As an exercise, copy out the entries exactly as written.

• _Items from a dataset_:
◇ ◇ ◇
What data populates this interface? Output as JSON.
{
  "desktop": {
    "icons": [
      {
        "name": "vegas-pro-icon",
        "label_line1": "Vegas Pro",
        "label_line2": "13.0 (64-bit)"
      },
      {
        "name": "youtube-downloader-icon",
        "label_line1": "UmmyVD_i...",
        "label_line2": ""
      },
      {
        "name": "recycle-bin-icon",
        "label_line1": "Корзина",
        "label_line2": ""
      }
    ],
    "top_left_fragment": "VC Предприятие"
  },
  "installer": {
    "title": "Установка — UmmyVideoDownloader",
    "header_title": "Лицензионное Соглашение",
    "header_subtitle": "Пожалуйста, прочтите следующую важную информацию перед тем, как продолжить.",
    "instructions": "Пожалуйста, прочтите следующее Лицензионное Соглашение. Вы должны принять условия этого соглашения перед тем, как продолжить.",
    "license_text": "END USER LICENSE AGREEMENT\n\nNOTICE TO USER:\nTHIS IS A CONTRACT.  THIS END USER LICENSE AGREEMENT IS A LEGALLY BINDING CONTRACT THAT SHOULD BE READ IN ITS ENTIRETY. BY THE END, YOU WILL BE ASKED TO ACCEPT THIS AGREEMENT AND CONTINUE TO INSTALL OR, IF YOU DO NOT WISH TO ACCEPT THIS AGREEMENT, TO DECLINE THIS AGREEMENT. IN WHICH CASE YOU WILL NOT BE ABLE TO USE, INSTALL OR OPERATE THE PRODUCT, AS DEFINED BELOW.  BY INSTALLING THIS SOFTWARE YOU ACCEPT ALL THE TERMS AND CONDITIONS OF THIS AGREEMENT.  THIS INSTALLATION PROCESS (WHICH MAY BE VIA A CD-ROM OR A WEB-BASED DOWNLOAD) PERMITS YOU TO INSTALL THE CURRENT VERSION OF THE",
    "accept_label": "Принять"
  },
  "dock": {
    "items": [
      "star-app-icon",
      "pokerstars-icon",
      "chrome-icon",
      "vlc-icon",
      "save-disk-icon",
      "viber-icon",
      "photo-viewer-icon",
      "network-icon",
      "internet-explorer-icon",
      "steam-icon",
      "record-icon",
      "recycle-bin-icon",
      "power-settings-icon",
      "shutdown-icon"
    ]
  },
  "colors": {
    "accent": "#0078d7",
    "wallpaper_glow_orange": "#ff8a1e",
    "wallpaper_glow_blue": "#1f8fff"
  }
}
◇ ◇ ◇
• _Solution to this problem_:
What data populates this interface? Output as JSON.
{
  "desktop": {
    "icons": [
      {
        "name": "vegas-pro-icon",
        "label_line1": "Vegas Pro",
        "label_line2": "13.0 (64-bit)"
      },
      {
        "name": "youtube-downloader-icon",
        "label_line1": "UmmyVD_i...",
        "label_line2": ""
      },
      {
        "name": "recycle-bin-icon",
        "label_line1": "Корзина",
        "label_line2": ""
      }
    ],
    "top_left_fragment": "VC Предприятие"
  },
  "installer": {
    "title": "Установка — UmmyVideoDownloader",
    "header_title": "Лицензионное Соглашение",
    "header_subtitle": "Пожалуйста, прочтите следующую важную информацию перед тем, как продолжить.",
    "instructions": "Пожалуйста, прочтите следующее Лицензионное Соглашение. Вы должны принять условия этого соглашения перед тем, как продолжить.",
    "license_text": "END USER LICENSE AGREEMENT\n\nNOTICE TO USER:\nTHIS IS A CONTRACT.  THIS END USER LICENSE AGREEMENT IS A LEGALLY BINDING CONTRACT THAT SHOULD BE READ IN ITS ENTIRETY. BY THE END, YOU WILL BE ASKED TO ACCEPT THIS AGREEMENT AND CONTINUE TO INSTALL OR, IF YOU DO NOT WISH TO ACCEPT THIS AGREEMENT, TO DECLINE THIS AGREEMENT. IN WHICH CASE YOU WILL NOT BE ABLE TO USE, INSTALL OR OPERATE THE PRODUCT, AS DEFINED BELOW.  BY INSTALLING THIS SOFTWARE YOU ACCEPT ALL THE TERMS AND CONDITIONS OF THIS AGREEMENT.  THIS INSTALLATION PROCESS (WHICH MAY BE VIA A CD-ROM OR A WEB-BASED DOWNLOAD) PERMITS YOU TO INSTALL THE CURRENT VERSION OF THE",
    "accept_label": "Принять"
  },
  "dock": {
    "items": [
      "star-app-icon",
      "pokerstars-icon",
      "chrome-icon",
      "vlc-icon",
      "save-disk-icon",
      "viber-icon",
      "photo-viewer-icon",
      "network-icon",
      "internet-explorer-icon",
      "steam-icon",
      "record-icon",
      "recycle-bin-icon",
      "power-settings-icon",
      "shutdown-icon"
    ]
  },
  "colors": {
    "accent": "#0078d7",
    "wallpaper_glow_orange": "#ff8a1e",
    "wallpaper_glow_blue": "#1f8fff"
  }
}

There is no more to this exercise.